Restaurants by Locale

District of Columbia

Adams Morgan:

Cashion's Eat Place

Little Fountain Cafe

Brightwood Park:

Colorado Kitchen

Capitol Hill:

Bistro Bis

Montmartre

Cleveland Park:

Palena

Spices

2 Amys Neapolitan Pizzeria

Yanyu

Downtown (East):

Burma

Caucus Room

Jaleo

Ten Penh

Downtown (West):

Breadline

C.F. Folks

Corduroy

Equinox

Laboratorio del Galileo

Oval Room at Lafayette Square

Ristorante Tosca

Dupont Circle:

Al Tiramisu

Gabriel

Johnny's Half Shell

Obelisk

Wazuri

Georgetown:

Bistrot Lepic

Michel Richard Citronelle

1789

Glover Park:

Heritage India

Upper Northwest:

Greenwood

Makoto

West End:

Marcel's

Melrose

Virginia

Alexandria:

Majestic Cafe

Annandale:

Sorak Garden

Arlington:

Costa Verde

Guajillo

Layalina

Minh's Restaurant

Singh Thai

Fairfax:

Artie's

Falls Church:

Huong Que/Four Sisters Restaurant

Herndon:

Mikaku Sushi Taro

Tysons Corner:

Bob Kinkead's Colvin Run Tavern

Maestro

Washington:

Inn at Little Washington

Maryland

Baltimore:

Charleston

Bethesda:

Black's Bar and Kitchen

Heritage India

Jaleo

Persimmon

Raku

Chevy Chase:

Tavira

Easton:

Inn at Easton

Germantown:

India Palace

Olney:

Mannequin Pis

Rockville:

Cuban Corner

Mykonos Grill

Yuan Fu Vegetarian
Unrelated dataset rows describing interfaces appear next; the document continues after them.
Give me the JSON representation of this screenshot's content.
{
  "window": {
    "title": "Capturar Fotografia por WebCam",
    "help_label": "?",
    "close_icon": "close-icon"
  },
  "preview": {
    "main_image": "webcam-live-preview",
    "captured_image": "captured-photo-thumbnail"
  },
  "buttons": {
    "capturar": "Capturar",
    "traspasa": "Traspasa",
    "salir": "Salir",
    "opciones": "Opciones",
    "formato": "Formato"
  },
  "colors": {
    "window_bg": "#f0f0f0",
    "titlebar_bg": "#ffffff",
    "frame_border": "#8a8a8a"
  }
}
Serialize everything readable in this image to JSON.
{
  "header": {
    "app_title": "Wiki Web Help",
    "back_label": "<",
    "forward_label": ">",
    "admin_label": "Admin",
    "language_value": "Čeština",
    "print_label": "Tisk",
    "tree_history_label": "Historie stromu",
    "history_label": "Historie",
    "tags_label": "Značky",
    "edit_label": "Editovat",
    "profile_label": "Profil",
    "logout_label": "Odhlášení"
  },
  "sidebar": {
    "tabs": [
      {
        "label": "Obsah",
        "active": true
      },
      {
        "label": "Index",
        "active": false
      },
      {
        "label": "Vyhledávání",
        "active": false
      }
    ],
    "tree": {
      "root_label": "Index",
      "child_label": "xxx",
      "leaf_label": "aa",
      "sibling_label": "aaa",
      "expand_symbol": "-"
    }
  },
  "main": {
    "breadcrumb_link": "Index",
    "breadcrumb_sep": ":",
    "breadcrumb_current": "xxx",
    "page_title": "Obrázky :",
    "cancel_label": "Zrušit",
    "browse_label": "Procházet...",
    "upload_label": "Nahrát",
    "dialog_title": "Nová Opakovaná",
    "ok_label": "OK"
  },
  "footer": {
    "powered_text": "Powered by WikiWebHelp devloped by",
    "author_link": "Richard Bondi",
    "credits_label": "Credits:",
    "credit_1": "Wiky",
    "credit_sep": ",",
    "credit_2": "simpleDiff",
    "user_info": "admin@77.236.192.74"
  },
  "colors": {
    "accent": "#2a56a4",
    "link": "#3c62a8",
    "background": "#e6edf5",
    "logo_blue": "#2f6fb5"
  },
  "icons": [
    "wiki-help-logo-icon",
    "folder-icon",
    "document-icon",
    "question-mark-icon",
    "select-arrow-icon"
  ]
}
Silver Spring:

Samantha's

Wheaton:

Hollywood East Cafe

Restaurants by Cuisine

African

Wazuri

American

Artie's

Bob Kinkead's Colvin Run Tavern

Breadline

Cashion's Eat Place

C.F. Folks

Corduroy

Equinox

Greenwood

Inn at Little Washington

Little Fountain Cafe

Melrose

Oval Room at Lafayette Square

Palena

Persimmon

1789

Australian

Inn at Easton

Belgian

Mannequin Pis

Burmese

Burma

Chinese

Hollywood East Cafe

Yuan Fu Vegetarian

Cuban

Cuban Corner

French

Bistro Bis

Bistrot Lepic

Marcel's

Michel Richard Citronelle

Montmartre

Greek

Mykonos Grill

Indian

Heritage India

India Palace

Italian

Al Tiramisu

Laboratorio del Galileo

Maestro

Obelisk

Ristorante Tosca

2 Amys Neapolitan Pizzeria

Japanese

Makoto

Mikaku Sushi Taro

Korean

Sorak Garden

Latin American

Gabriel

Mexican

Guajillo

Middle Eastern

Layalina

Pan-Asian

Raku

Spices

Ten Penh

Yanyu

Peruvian

Costa Verde

Portuguese

Tavira

Salvadoran

Samantha's

Seafood (American)

Black's Bar & Kitchen

Johnny's Half Shell

Southern (American)

Charleston

Colorado Kitchen

Majestic Cafe

Spanish

Jaleo

Steak

Caucus Room

Thai

Singh Thai

Vietnamese

Huong Que / Four Sisters

Restaurant

Minh's Restaurant

Tom Sietsema is The Post's food critic. He will be fielding questions and comments about the Annual Dining Guide at 1 p.m. Monday on www.washingtonpost.com/liveonline.